Sep 16, 2020
This week I focused on the ball return system and working out the layout of the new playfield. Additionally I stumbled across the reason the relays had been acting incorrectly, the last person to work on this project used 12v relays on a 36v system and while the current of a 12v 30amp system is the same as a 36v 10amp system there is an issue with the internal resistance of the two in the coil windings. So much so that I am not sure how good of an idea it would be to reuse the current relays in the new build as this seems to be asking to cause problems, but that is something that will be assessed at a later point.
Circling back to the ball retrieval system I came up with uses gravity to feed the balls into a trough and then uses a solenoid to push the balls up through a choot and into the launching lane. This piece may have to be printed in two parts due to its length but that should be pretty easy to do with a planar split.
Below you can see What I accomplished on the field design for this week I was fortunate enough that someone on Grab cad by the name of Beebert posted designs for a similar flipper and bumper system to the ones that are being used in this build so instead of wasting valuable time modeling those I just used his files in my assembly as stand ins since my main goal was just making sure the play field parts don't interfere with one another. This turned out to be very handy as I had to shift the ball recovery system slightly so there would be enough room for the flipper solenoids. Then there was a slight ripple effect that caused me to have to change a few other parts but that took a couple hours to fix it all in cad as opposed to what could have taken a couple work days.

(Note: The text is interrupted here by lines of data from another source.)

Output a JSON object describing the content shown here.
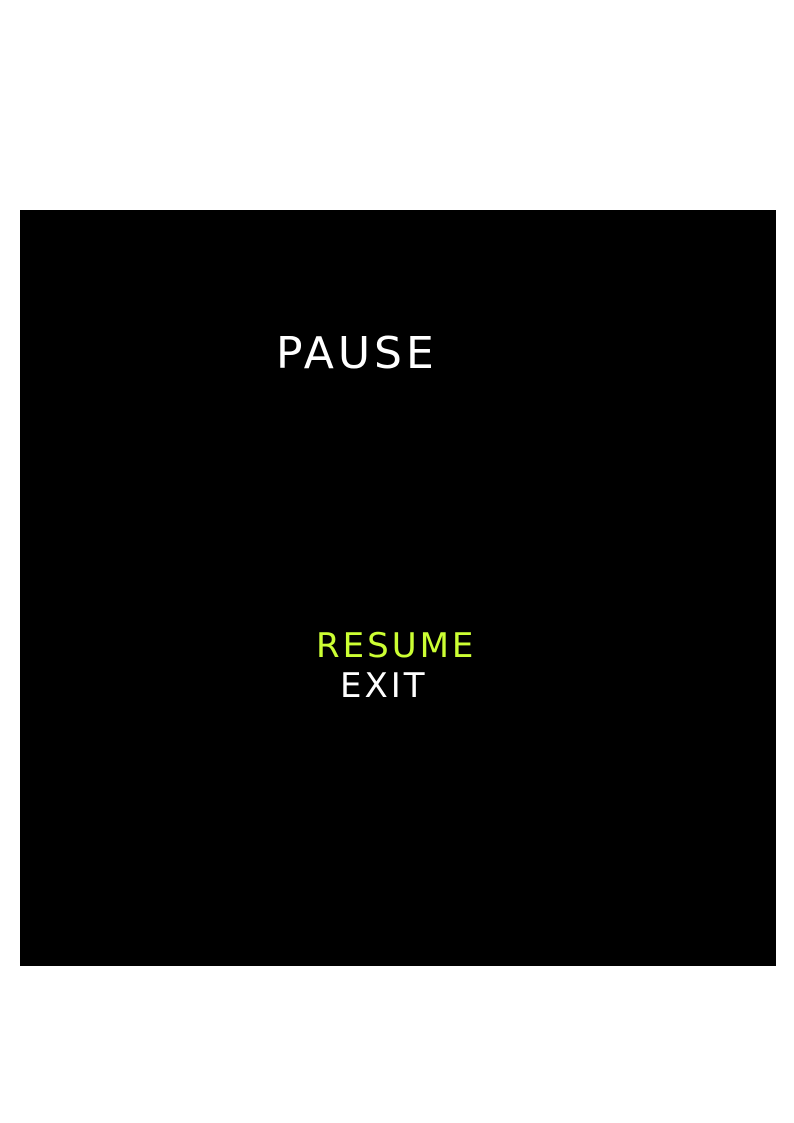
{
  "pause_menu": {
    "title": "PAUSE",
    "items": [
      {
        "label": "RESUME",
        "selected": true
      },
      {
        "label": "EXIT",
        "selected": false
      }
    ]
  },
  "colors": {
    "background": "#000000",
    "text": "#ffffff",
    "selected": "#ccff33"
  }
}
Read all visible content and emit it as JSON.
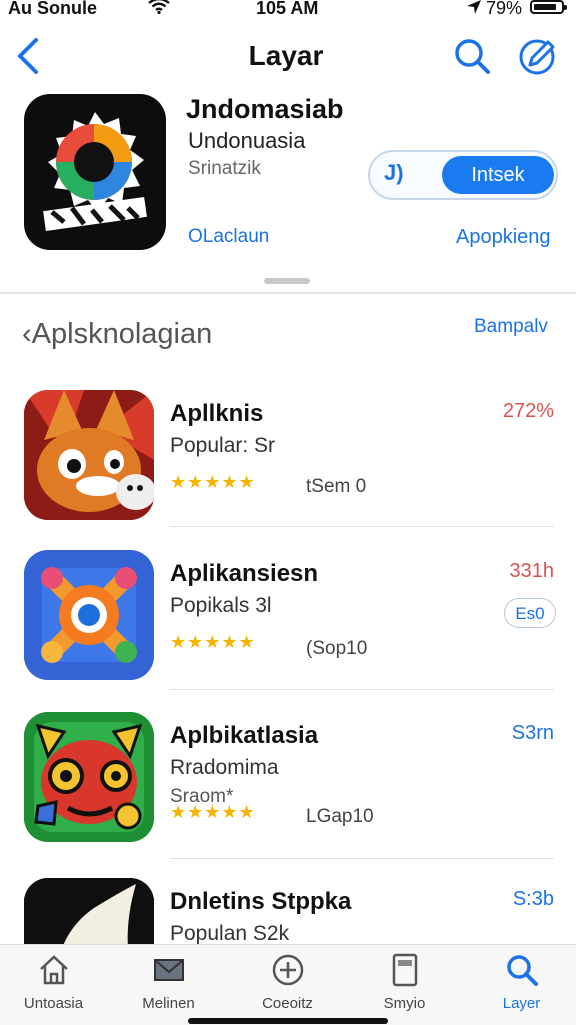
{
  "status_bar": {
    "carrier": "Au Sonule",
    "time": "105 AM",
    "battery_pct": "79%",
    "wifi_icon": "wifi-icon",
    "location_icon": "location-arrow-icon",
    "battery_icon": "battery-icon"
  },
  "nav": {
    "title": "Layar",
    "back_icon": "chevron-left-icon",
    "search_icon": "search-icon",
    "edit_icon": "compose-icon"
  },
  "featured": {
    "title": "Jndomasiab",
    "subtitle": "Undonuasia",
    "size": "Srinatzik",
    "left_link": "OLaclaun",
    "right_link": "Apopkieng",
    "toggle_left": "J)",
    "toggle_right": "Intsek",
    "icon": "app-logo-icon"
  },
  "section": {
    "title": "‹Aplsknolagian",
    "link": "Bampalv"
  },
  "apps": [
    {
      "name": "Apllknis",
      "subtitle": "Popular: Sr",
      "extra": "",
      "rating": "★★★★★",
      "count": "tSem 0",
      "price": "272%",
      "price_color": "#d9534f",
      "button": ""
    },
    {
      "name": "Aplikansiesn",
      "subtitle": "Popikals 3l",
      "extra": "",
      "rating": "★★★★★",
      "count": "(Sop10",
      "price": "331h",
      "price_color": "#d9534f",
      "button": "Es0"
    },
    {
      "name": "Aplbikatlasia",
      "subtitle": "Rradomima",
      "extra": "Sraom*",
      "rating": "★★★★★",
      "count": "LGap10",
      "price": "S3rn",
      "price_color": "#1a73e8",
      "button": ""
    },
    {
      "name": "Dnletins Stppka",
      "subtitle": "Populan S2k",
      "extra": "",
      "rating": "",
      "count": "",
      "price": "S:3b",
      "price_color": "#1a73e8",
      "button": ""
    }
  ],
  "tabs": [
    {
      "label": "Untoasia",
      "icon": "home-icon"
    },
    {
      "label": "Melinen",
      "icon": "mail-icon"
    },
    {
      "label": "Coeoitz",
      "icon": "add-circle-icon"
    },
    {
      "label": "Smyio",
      "icon": "tablet-icon"
    },
    {
      "label": "Layer",
      "icon": "search-icon"
    }
  ],
  "colors": {
    "accent": "#1a73e8",
    "price_red": "#d9534f",
    "star": "#f4b400"
  }
}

Circling back to the voltage issue I did some research and testing this week and it would seem that the wrong voltage is being used across the board. In doing some research I found that in a hobby level pinball machine the voltages are generally 24V across the board with a 12 v line powering the smaller like the leds and some of the smaller coils and occasionally there is a 50v line powering up some of the bigger coils. Although I could use some modules to step down the 36v power supply to 24v it might just be easier, cheaper and safer to swap the 36v power supply for a 24v power supply for the number of parts that it has to power. My initial testing shows that the coils function about the same at 24v and they produce less heat at 24v as well. Swapping to a 24v supply would also make it much easier to just grab a bank of relays and have those going as 36v relays are much more difficult to come by let alone a bank of 36v relays.